Now here are some I found through YouTube searches:

It’s My Mother’s Birthday Today

Hospital Fragment

Fancy, Fancy Being Rich

Odilon Redon or The Eye Like a Strange Balloon Moves Towards Infinity

Send Me to the ‘Lectric Chair

A Trip to the Orphanage

Odin’s Shield Maiden

Weird Wednesday #2- Guy Maddin

So in digging through Netflix one day I found out that one of the most idiosyncratic, unique and creative filmmakers in all the world, Canadian Guy Maddin, has quite a few films available to stream.

Now it is rather difficult to encapsulate Maddin’s style but I will attempt to do so as to get a brief understanding of who he is and what he’s about in part to understand my disappointment in the first film.

Maddin’s films usually employ voice over, they are typically shot and styled like an antiquated film whether it be a silent, early sound or other classical techniques are employed, the films cuts quickly and chaotically at times like dreams, films may be tinted or in black and white, in terms of cinematography strange angles and overexposed imagery is not uncommon. Story-wise some sort of family drama is taken to the nth degree and the strange is commonplace and treated as such and not exploited. Due to the emphasis on technique and narrative there is usually not a dependence on performance.

Twilight of the Ice Nymphs

Pascale Bussiéres, Shelley Duvall, Ross McMillan and R.H. Tomson in Twilight of the Ice Nymphs (1997)

First, a disclaimer: Netflix claims that they stream both this and Archangel as one, they do not. Now the observations I made on Maddin’s usual style are based on viewing many titles long and short. This film is a departure from that formula, however, that is not why it fails to compel in my estimation.

In terms of camera-work and editing the film has a very simplistic zero degree approach most of the time. The camera does not draw attention to its presence, however, the cinematography does manage to be bothersome. You’ve heard of desserts being too sweet, well the same applies for eye candy. The colors are lush the sun-like light is plentiful but the palette is too crowded with brashness and boldness and blown out images such that its hard to look at.

Maddin’s dialogue, as well as his narration, can be quite poetic and beautiful as is evidenced by My Winnipeg, however, while the text of this film on the surface read wonderfully it is rarely performed as such. Furthermore, when your text is quasi-Shakespearean in terms of imagery and few of the actors carry it off convincingly it also becomes an assault on the ears.

Granted there are good performances (Krige and Duvall) and the narrative which starts non-existent does eventually reveal itself, however, it takes far too long and at that point interest has been lost.



Now, before proceeding I have included video links to some shorts below which will give you a taste of this man’s style and why it’s so easy to fall in love with it.

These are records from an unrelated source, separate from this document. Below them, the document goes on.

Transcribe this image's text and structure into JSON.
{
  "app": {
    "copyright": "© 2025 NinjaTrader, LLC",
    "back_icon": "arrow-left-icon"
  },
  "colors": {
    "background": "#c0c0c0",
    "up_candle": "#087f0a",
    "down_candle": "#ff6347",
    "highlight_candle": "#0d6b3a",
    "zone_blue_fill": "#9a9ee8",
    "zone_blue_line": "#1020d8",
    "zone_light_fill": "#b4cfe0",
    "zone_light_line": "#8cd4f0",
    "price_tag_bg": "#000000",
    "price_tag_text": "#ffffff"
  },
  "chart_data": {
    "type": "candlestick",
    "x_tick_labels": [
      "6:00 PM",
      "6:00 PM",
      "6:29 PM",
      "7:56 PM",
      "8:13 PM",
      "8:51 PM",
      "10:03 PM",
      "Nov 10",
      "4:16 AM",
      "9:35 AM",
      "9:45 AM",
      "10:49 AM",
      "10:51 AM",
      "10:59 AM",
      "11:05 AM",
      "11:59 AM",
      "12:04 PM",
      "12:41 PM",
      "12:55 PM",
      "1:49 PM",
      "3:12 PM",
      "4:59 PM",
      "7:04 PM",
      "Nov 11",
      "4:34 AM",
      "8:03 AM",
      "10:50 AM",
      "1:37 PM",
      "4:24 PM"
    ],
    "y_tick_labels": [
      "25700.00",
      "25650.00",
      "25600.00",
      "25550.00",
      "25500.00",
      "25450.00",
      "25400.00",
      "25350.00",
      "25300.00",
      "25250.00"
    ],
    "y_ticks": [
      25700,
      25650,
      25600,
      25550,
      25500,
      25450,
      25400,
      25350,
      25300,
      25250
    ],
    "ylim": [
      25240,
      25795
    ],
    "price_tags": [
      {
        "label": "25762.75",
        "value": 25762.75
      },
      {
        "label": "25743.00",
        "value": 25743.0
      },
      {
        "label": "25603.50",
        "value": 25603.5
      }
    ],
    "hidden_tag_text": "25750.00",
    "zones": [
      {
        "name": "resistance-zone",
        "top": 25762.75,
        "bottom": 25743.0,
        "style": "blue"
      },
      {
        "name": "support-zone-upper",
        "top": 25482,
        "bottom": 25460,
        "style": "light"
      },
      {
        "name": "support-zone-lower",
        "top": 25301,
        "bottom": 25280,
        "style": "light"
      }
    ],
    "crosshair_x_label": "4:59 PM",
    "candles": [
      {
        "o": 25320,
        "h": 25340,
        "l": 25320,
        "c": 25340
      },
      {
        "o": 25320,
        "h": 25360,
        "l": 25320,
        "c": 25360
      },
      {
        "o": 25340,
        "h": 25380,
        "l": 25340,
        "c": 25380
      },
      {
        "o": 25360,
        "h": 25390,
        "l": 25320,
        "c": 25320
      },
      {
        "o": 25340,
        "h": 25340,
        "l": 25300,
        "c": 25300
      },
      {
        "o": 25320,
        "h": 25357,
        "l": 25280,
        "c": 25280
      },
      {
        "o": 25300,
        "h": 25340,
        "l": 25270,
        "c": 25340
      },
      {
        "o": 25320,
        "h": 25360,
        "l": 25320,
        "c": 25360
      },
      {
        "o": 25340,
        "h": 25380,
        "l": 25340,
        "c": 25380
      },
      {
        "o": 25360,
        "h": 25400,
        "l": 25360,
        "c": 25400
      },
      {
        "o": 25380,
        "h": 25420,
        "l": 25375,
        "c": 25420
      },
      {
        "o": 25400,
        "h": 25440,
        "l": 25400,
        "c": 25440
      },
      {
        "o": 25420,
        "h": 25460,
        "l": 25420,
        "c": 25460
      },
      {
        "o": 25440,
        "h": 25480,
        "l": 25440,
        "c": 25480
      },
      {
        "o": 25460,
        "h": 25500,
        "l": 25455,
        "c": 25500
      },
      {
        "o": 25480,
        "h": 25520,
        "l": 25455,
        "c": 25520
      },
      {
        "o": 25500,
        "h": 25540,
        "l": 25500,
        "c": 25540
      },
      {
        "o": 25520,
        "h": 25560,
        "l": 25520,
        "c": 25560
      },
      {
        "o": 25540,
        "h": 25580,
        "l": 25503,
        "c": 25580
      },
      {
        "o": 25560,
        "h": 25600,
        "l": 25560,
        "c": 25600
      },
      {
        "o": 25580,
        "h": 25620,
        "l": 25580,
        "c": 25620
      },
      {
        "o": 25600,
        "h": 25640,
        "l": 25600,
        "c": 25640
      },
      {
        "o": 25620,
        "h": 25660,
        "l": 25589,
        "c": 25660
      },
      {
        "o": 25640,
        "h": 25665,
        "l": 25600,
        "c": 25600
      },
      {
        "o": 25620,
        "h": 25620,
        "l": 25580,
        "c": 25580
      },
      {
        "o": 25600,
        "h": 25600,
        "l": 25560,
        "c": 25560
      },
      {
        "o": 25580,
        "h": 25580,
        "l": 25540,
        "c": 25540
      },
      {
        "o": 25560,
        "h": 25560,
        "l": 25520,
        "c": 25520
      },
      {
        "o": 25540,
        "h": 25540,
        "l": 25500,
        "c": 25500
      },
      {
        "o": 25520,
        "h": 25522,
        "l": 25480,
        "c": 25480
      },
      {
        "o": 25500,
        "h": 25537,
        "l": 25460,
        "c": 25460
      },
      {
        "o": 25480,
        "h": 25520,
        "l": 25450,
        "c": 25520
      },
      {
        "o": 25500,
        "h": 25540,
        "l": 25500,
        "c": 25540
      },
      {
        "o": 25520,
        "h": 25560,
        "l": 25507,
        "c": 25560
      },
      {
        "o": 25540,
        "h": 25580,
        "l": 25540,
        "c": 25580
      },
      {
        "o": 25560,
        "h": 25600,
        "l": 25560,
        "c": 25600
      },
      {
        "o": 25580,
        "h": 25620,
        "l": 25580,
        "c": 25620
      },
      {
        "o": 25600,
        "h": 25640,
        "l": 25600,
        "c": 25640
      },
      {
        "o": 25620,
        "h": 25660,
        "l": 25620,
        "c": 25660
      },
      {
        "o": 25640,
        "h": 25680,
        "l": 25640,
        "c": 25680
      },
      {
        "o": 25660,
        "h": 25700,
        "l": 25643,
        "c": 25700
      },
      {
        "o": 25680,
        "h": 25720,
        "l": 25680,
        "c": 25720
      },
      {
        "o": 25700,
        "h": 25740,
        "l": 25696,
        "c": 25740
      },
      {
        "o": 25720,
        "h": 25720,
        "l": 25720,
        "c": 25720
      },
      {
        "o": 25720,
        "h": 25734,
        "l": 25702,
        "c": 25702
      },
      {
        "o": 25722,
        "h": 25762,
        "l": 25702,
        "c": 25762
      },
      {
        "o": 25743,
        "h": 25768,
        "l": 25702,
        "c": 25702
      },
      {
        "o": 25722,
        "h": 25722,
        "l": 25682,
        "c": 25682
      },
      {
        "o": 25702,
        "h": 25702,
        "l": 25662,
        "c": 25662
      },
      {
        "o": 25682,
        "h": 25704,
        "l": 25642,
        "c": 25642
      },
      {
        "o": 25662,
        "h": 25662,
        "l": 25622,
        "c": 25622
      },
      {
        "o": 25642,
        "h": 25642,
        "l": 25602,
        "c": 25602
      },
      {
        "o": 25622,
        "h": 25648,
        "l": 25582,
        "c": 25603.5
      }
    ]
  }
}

Careful is the kind of film that plays right into Maddin’s wheelhouse, for lack of better words this is the kind of film you expect from Maddin. The tale is a strange one taking place in a fictional Teutonic village in the Alps wherein all loud noises are frowned upon lest they cause an avalanche. This reserve permeates the fabric of the city and infiltrates the private lives of its people.

All the families seemingly have skeletons in their closets which are slowly but surely brought to light. However, things don’t play out in a typical fashion. there is heavy usage of tinting, odd angles and a decidedly 1930s approach and technique to all aspects of the film.

The film starts off with the narrator talking over cuts in a mock-educational film wherein life in the town is described. The tale ends up being split into a part one and part two despite only running 99 minutes. Yet with this throwback style the narrative is not reserved as there are severed limbs, murder, suicide, incest and more.

Despite how disparate in quality and style I found two films Maddin is always exciting and is worth getting to know if you have the stomach for his brand of weird.

My Winnipeg (trailer)

Sparky: To the Pier and Back

Maybe the best illustration of how his mind works. A simply concept, shot uniquely and cut frenetically.

Sombra Dolorosa